When it comes to choosing a method of fabrication for a silicone prototype, cost and speed are likely to feature highly on your list of key criteria.
Interestingly, the options available for silicone parts are more numerous than for their thermoplastic counterparts, which can make the development process for silicone parts decidedly more challenging.
Here is a brief overview of some of the advantages and disadvantages of the most popular moulding methods.
Many new silicone products are constructed from liquid silicone rubber (LSR). These undergo the injection moulding process; however, there are a wide variety of other manufacturing options available. Utilising the assistance of experienced design teams at specialists such as http://www.meadex.co.uk/silicone-mouldings will help you to select the most appropriate materials and moulding process for your prototype.
RTV moulds can be made from a range of plastics or metals, which means that the raw materials for this process are easily accessible and cost-effective. As soon as the mould has been constructed to specification, the moulding process can begin.
The downside is that the curing times for the RTV process can be relatively slow. RTVs effectively cure at room temperature, which can take anywhere from 30 minutes to several hours. The costs related to the production of each piece will depend largely on the processing time required; however, heat can be applied to accelerate the curing process and reduce costs.
As an article in Forbes explains, an array of sectors can benefit from 3D printing. The development of innovative elastomeric materials means that 3D printing can be used to efficiently manufacture small silicone prototypes in a matter of hours.
Although this process removes the need for the creation of moulds, this process can struggle to deliver part designs with thin walls and fine features. 3D printing large batches can be costly, which is why this method is only typically recommended for small runs.
HCR transfer moulding
This process involves pressing material into a heated mould before leaving it to cure. This is a very simple process that does not require any complex tools or machinery.

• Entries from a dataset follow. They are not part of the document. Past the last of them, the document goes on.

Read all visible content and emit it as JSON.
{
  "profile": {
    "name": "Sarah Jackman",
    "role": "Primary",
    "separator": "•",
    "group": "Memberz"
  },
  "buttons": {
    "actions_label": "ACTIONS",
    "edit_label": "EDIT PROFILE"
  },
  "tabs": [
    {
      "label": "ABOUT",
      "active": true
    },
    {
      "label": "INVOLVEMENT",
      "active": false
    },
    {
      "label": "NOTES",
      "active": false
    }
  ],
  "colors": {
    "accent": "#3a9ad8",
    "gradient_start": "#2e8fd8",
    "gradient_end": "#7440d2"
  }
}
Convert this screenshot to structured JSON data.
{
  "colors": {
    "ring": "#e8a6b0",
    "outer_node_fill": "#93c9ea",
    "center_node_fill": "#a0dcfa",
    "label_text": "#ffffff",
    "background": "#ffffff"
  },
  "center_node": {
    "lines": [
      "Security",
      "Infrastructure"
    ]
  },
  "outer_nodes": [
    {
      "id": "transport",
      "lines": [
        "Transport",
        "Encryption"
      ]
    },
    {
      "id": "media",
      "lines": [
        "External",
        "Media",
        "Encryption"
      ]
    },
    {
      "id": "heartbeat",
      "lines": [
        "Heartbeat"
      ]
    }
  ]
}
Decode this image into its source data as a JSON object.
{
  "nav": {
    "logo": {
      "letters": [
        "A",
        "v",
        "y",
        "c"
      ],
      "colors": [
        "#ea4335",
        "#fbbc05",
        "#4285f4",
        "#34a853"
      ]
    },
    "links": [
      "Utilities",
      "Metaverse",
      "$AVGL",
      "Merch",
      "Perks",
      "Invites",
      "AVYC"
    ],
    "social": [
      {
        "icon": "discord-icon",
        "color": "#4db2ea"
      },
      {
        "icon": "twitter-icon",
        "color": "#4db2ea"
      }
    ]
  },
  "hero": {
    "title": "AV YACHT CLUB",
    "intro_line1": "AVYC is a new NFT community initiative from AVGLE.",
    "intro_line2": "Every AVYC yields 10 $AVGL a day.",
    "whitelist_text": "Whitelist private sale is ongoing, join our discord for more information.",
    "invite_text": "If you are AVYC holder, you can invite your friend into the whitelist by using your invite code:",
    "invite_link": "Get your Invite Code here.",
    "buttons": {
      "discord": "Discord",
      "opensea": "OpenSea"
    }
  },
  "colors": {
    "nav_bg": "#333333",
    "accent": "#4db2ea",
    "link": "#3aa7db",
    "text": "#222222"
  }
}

Transfer moulding is not suitable for complex designs. As manufacturing times can be longer than other methods, another option might be more suitable if you are under time pressures.